The reason for dismissal
In reaching its decision, the employment tribunal found Woodhouse’s case to be identical to Martin v Devonshire Solicitors. In this case, the Employment Appeal Tribunal (EAT) held that an employer would not be guilty of victimisation where it could show that the reason for its treatment of the employee was not because of the protected acts themselves but for reasons that were “genuinely separable” from the protected acts. In Ms Martin’s case, the “genuinely separable” reasons were the falseness of her allegations, the fact she was unable to accept the allegations were false, the fact that both those thing were the result of her mental illness and the risk of further disruptive and unmanageable conduct as a result of that illness.

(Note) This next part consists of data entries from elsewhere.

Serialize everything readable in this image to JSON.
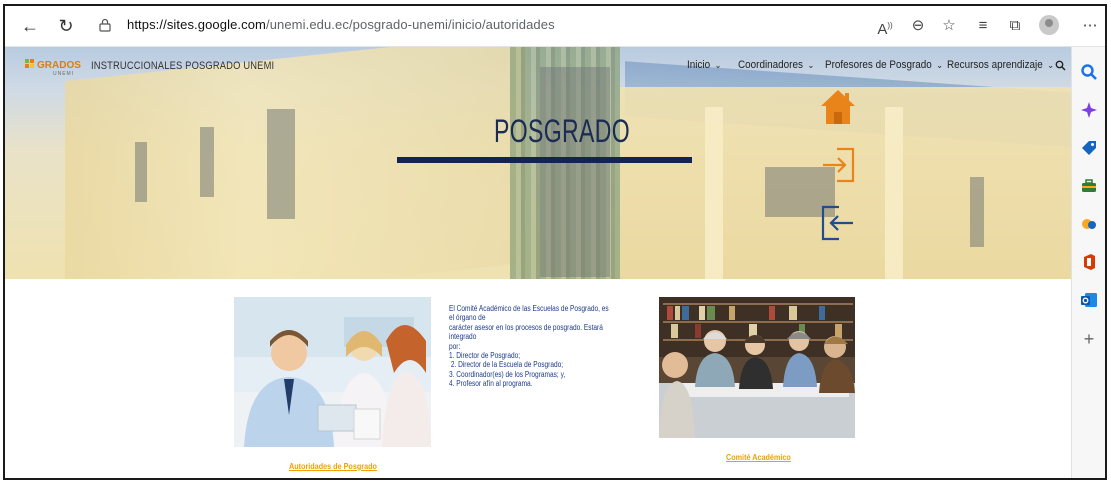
{
  "browser": {
    "url_host": "https://sites.google.com",
    "url_path": "/unemi.edu.ec/posgrado-unemi/inicio/autoridades",
    "read_aloud_label": "A̅",
    "more_label": "⋯"
  },
  "site": {
    "logo_text": "GRADOS",
    "logo_sub": "UNEMI",
    "title": "INSTRUCCIONALES POSGRADO UNEMI",
    "nav": [
      {
        "label": "Inicio"
      },
      {
        "label": "Coordinadores"
      },
      {
        "label": "Profesores de Posgrado"
      },
      {
        "label": "Recursos aprendizaje"
      }
    ]
  },
  "hero": {
    "title": "POSGRADO",
    "icons": [
      "home-icon",
      "login-arrow-icon",
      "logout-arrow-icon"
    ],
    "accent_color": "#e8841a",
    "navy_color": "#142452"
  },
  "content": {
    "description": [
      "El Comité Académico de las Escuelas de Posgrado, es el órgano de",
      "carácter asesor en los procesos de posgrado. Estará integrado",
      "por:",
      "1. Director de Posgrado;",
      " 2. Director de la Escuela de Posgrado;",
      "3. Coordinador(es) de los Programas; y,",
      "4. Profesor afín al programa."
    ],
    "link_left": "Autoridades de Posgrado",
    "link_right": "Comité Académico",
    "link_color": "#f0a000"
  }
}
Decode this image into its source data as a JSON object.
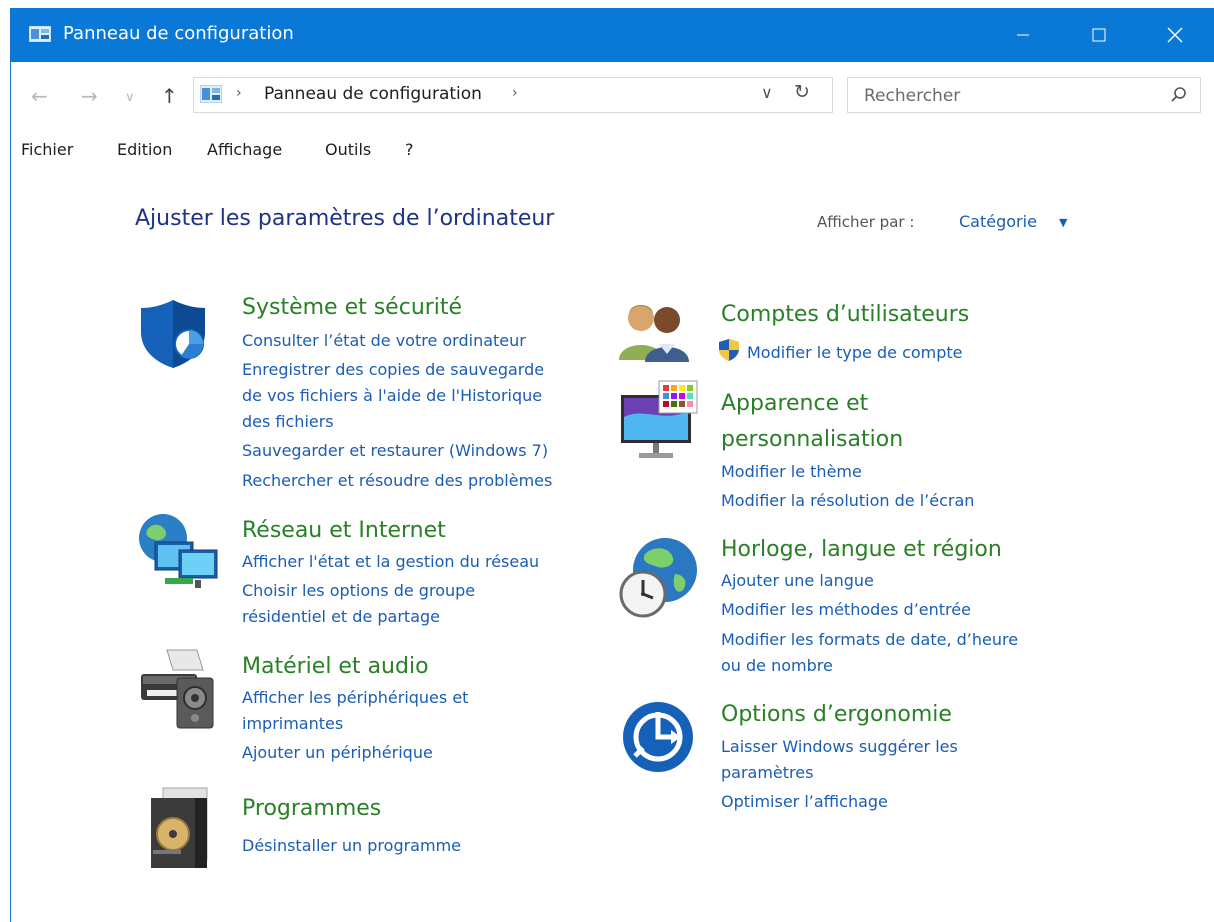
{
  "window": {
    "title": "Panneau de configuration"
  },
  "address": {
    "breadcrumb": "Panneau de configuration"
  },
  "search": {
    "placeholder": "Rechercher"
  },
  "menu": {
    "file": "Fichier",
    "edit": "Edition",
    "view": "Affichage",
    "tools": "Outils",
    "help": "?"
  },
  "page": {
    "title": "Ajuster les paramètres de l’ordinateur",
    "view_by_label": "Afficher par :",
    "view_by_value": "Catégorie"
  },
  "categories": {
    "system": {
      "title": "Système et sécurité",
      "links": [
        "Consulter l’état de votre ordinateur",
        "Enregistrer des copies de sauvegarde",
        "de vos fichiers à l'aide de l'Historique",
        "des fichiers",
        "Sauvegarder et restaurer (Windows 7)",
        "Rechercher et résoudre des problèmes"
      ]
    },
    "network": {
      "title": "Réseau et Internet",
      "links": [
        "Afficher l'état et la gestion du réseau",
        "Choisir les options de groupe",
        "résidentiel et de partage"
      ]
    },
    "hardware": {
      "title": "Matériel et audio",
      "links": [
        "Afficher les périphériques et",
        "imprimantes",
        "Ajouter un périphérique"
      ]
    },
    "programs": {
      "title": "Programmes",
      "links": [
        "Désinstaller un programme"
      ]
    },
    "accounts": {
      "title": "Comptes d’utilisateurs",
      "links": [
        "Modifier le type de compte"
      ]
    },
    "appearance": {
      "title_line1": "Apparence et",
      "title_line2": "personnalisation",
      "links": [
        "Modifier le thème",
        "Modifier la résolution de l’écran"
      ]
    },
    "clock": {
      "title": "Horloge, langue et région",
      "links": [
        "Ajouter une langue",
        "Modifier les méthodes d’entrée",
        "Modifier les formats de date, d’heure",
        "ou de nombre"
      ]
    },
    "ease": {
      "title": "Options d’ergonomie",
      "links": [
        "Laisser Windows suggérer les",
        "paramètres",
        "Optimiser l’affichage"
      ]
    }
  },
  "colors": {
    "titlebar": "#0a78d7",
    "link": "#1a5db4",
    "category": "#298025",
    "heading": "#1e3287"
  }
}
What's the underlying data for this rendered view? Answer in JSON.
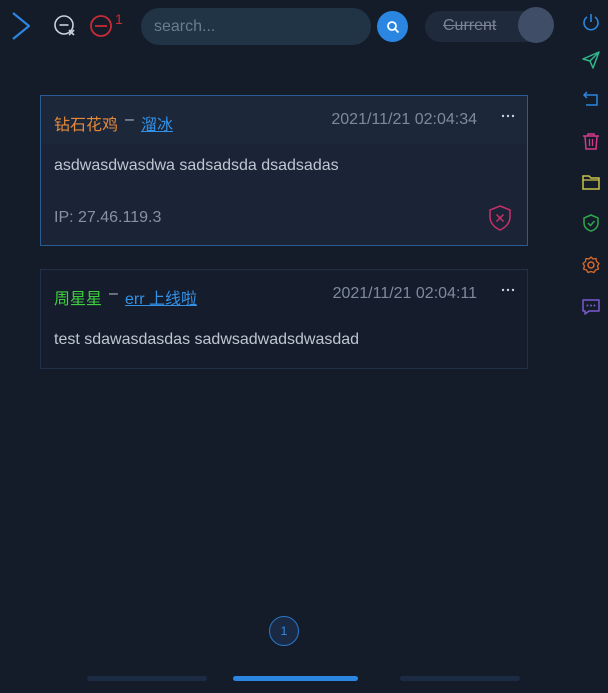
{
  "toolbar": {
    "block_count": "1",
    "search_placeholder": "search...",
    "toggle_label": "Current"
  },
  "messages": [
    {
      "username": "钻石花鸡",
      "separator": "–",
      "nick": "溜冰",
      "timestamp": "2021/11/21 02:04:34",
      "content": "asdwasdwasdwa sadsadsda dsadsadas",
      "ip": "IP: 27.46.119.3",
      "username_color": "#e58a3a",
      "selected": true
    },
    {
      "username": "周星星",
      "separator": "–",
      "nick": "err 上线啦",
      "timestamp": "2021/11/21 02:04:11",
      "content": "test sdawasdasdas sadwsadwadsdwasdad",
      "username_color": "#3fcf3f",
      "selected": false
    }
  ],
  "pagination": {
    "current_page": "1"
  },
  "colors": {
    "background": "#141b29",
    "accent": "#2a86e0",
    "danger": "#c62c36"
  },
  "sidebar_icons": [
    "power-icon",
    "send-icon",
    "return-icon",
    "trash-icon",
    "folder-icon",
    "shield-check-icon",
    "settings-icon",
    "message-icon"
  ]
}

Woodhouse appealed to the EAT. The EAT, in addition to correcting an error of law in the tribunal’s findings, found that, although there will be cases where the reasons for putting an employee to a detriment are “genuinely separable” from the protected acts, employment tribunals would “do well to start from the position that very few cases will be like Martin.” The EAT noted that Woodhouse’s allegations were at least not entirely fictitious, as they had been in Martin. Further, Woodhouse’s behaviour – and likely future behaviour – was not likely to be made more difficult to manage as a result of a mental illness, as it was in Martin’s case. As such, the EAT found that Woodhouse’s case was not identical to Martin and held that his employer was guilty of victimisation.
Implication for employers
It is understandable that this decision will come as a disappointment to employers, as they are left wondering what on earth they can do with employees who raise multiple baseless grievances. That is a difficult question to answer.
The fact that there was not much of a difference in the employers’ reasons for dismissing Martin and Woodhouse and yet the cases were decided differently suggests that the EAT was keen to show that Martin was very much the exception and not the rule. In that respect, employers must tread very carefully when trying to walk that line.
That being said, one of the EAT’s major problems in Woodhouse was the tribunal’s failure to properly identify the reasons that were “genuinely separable”. Employers would therefore be advised to think and to state clearly in any disciplinary correspondence what precisely those reasons are. These reasons will need to be properly formulated. Reasons such as the employee behaving in an aggressive or threatening manner are likely to be sufficient. Entirely fictitious grievances are more likely to be sufficient to ones with some basis in fact.
When considering their position, however, employers should have regard to the judge’s comments in Martin that, viewed objectively, employees often raise such grievances in ways that appear unreasonable and that the “genuinely separable” reasons should be something more than mere “intemperate language or inaccurate statements”.
When in doubt about whether or not a dismissal could be lawful in these circumstances, employers should seek legal advice.
Laurence O’Neill is an associate solicitor at Morrisons Solicitors and Emma McLoughlin is a trainee solicitor in her final seat with the firm’s employment team